## How to complete this task
Reproduce every entry word for word. Drop all pictures from the copy.

----------

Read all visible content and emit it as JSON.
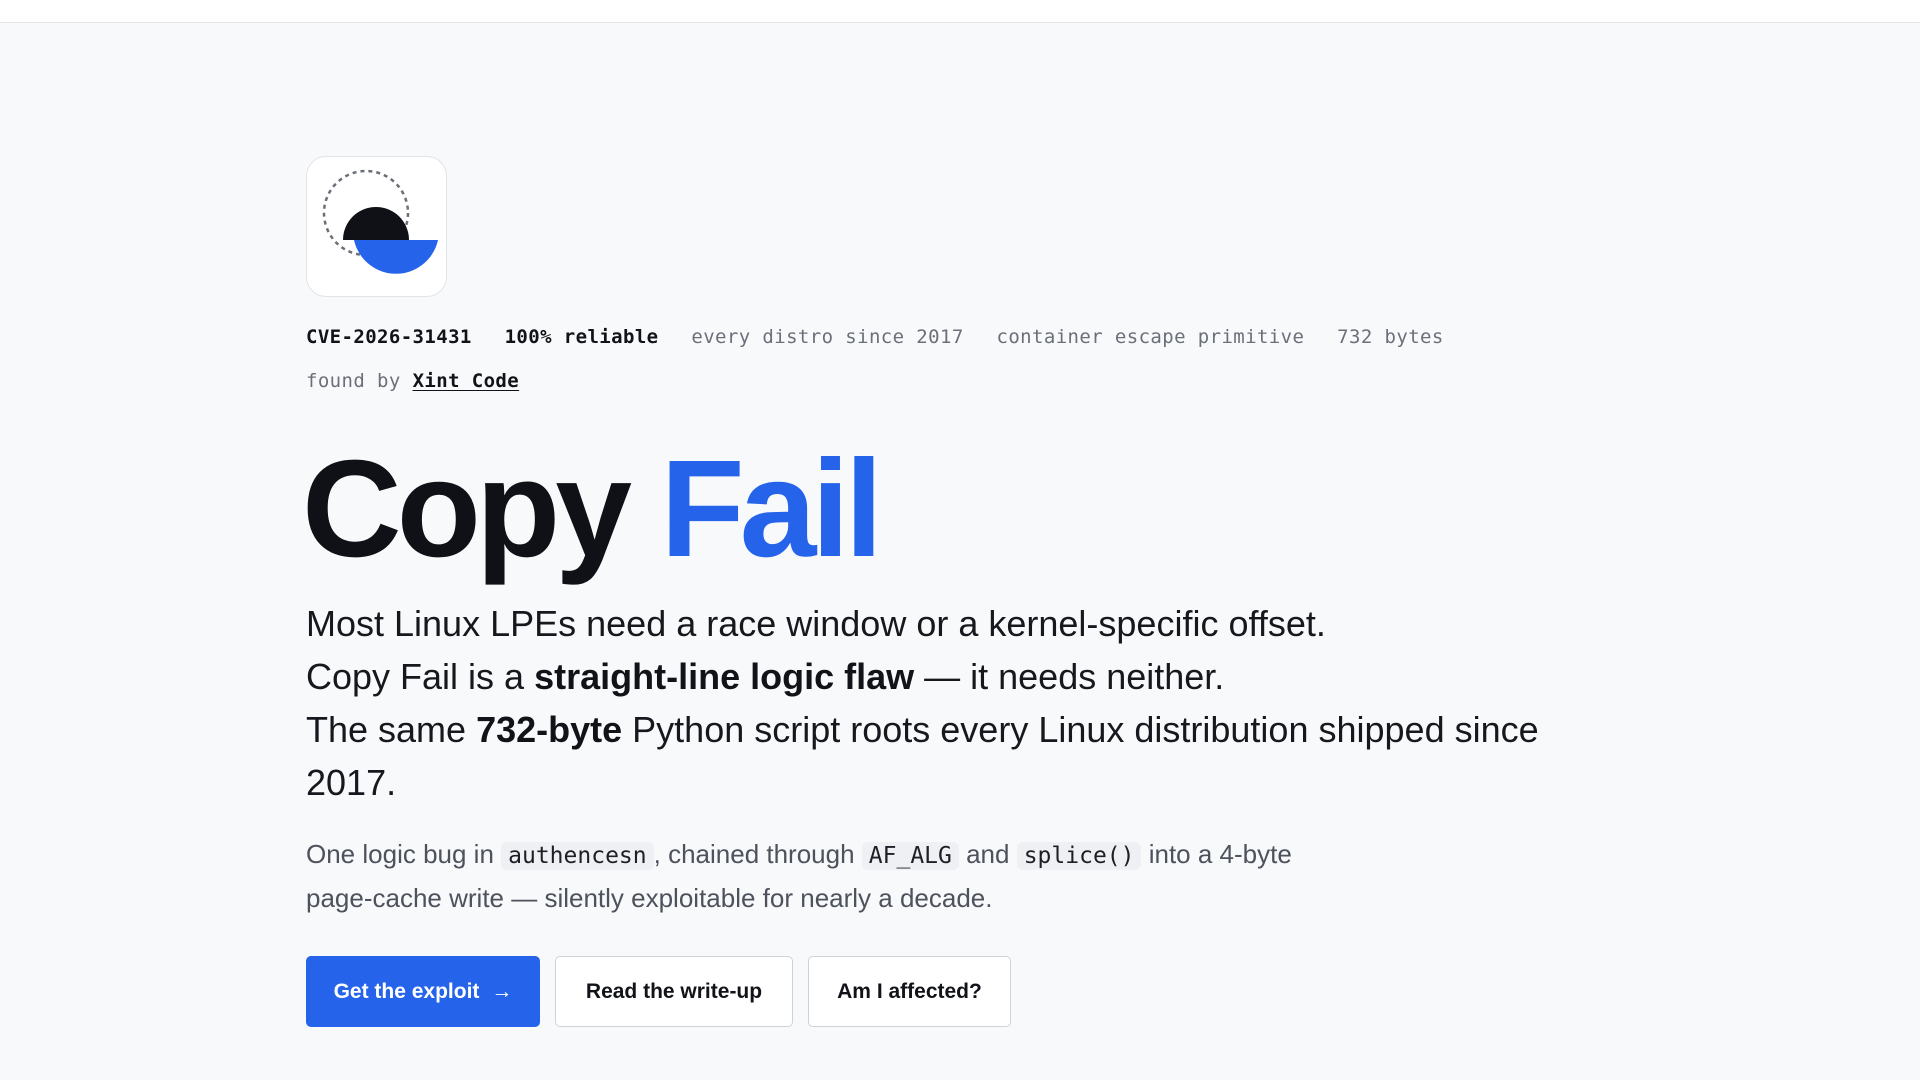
{
  "tags": {
    "cve": "CVE-2026-31431",
    "reliability": "100% reliable",
    "scope": "every distro since 2017",
    "impact": "container escape primitive",
    "size": "732 bytes",
    "found_by_label": "found by",
    "found_by_link": "Xint Code"
  },
  "title": {
    "word1": "Copy",
    "word2": "Fail"
  },
  "lead": {
    "line1": "Most Linux LPEs need a race window or a kernel-specific offset.",
    "line2_a": "Copy Fail is a ",
    "line2_b": "straight-line logic flaw",
    "line2_c": " — it needs neither.",
    "line3_a": "The same ",
    "line3_b": "732-byte",
    "line3_c": " Python script roots every Linux distribution shipped since 2017."
  },
  "sub": {
    "t1": "One logic bug in ",
    "c1": "authencesn",
    "t2": ", chained through ",
    "c2": "AF_ALG",
    "t3": " and ",
    "c3": "splice()",
    "t4": " into a 4-byte page-cache write — silently exploitable for nearly a decade."
  },
  "buttons": {
    "primary": "Get the exploit",
    "primary_arrow": "→",
    "writeup": "Read the write-up",
    "affected": "Am I affected?"
  },
  "colors": {
    "accent": "#2563eb",
    "ink": "#111318",
    "muted": "#6b6f78",
    "background": "#f8f9fb"
  },
  "icons": {
    "logo": "half-circles-logo-icon",
    "arrow": "arrow-right-icon"
  }
}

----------

## Result of the task
Read all visible content and emit it as JSON.
{
  "tags": {
    "cve": "CVE-2026-31431",
    "reliability": "100% reliable",
    "scope": "every distro since 2017",
    "impact": "container escape primitive",
    "size": "732 bytes",
    "found_by_label": "found by",
    "found_by_link": "Xint Code"
  },
  "title": {
    "word1": "Copy",
    "word2": "Fail"
  },
  "lead": {
    "line1": "Most Linux LPEs need a race window or a kernel-specific offset.",
    "line2_a": "Copy Fail is a ",
    "line2_b": "straight-line logic flaw",
    "line2_c": " — it needs neither.",
    "line3_a": "The same ",
    "line3_b": "732-byte",
    "line3_c": " Python script roots every Linux distribution shipped since 2017."
  },
  "sub": {
    "t1": "One logic bug in ",
    "c1": "authencesn",
    "t2": ", chained through ",
    "c2": "AF_ALG",
    "t3": " and ",
    "c3": "splice()",
    "t4": " into a 4-byte page-cache write — silently exploitable for nearly a decade."
  },
  "buttons": {
    "primary": "Get the exploit",
    "primary_arrow": "→",
    "writeup": "Read the write-up",
    "affected": "Am I affected?"
  },
  "colors": {
    "accent": "#2563eb",
    "ink": "#111318",
    "muted": "#6b6f78",
    "background": "#f8f9fb"
  },
  "icons": {
    "logo": "half-circles-logo-icon",
    "arrow": "arrow-right-icon"
  }
}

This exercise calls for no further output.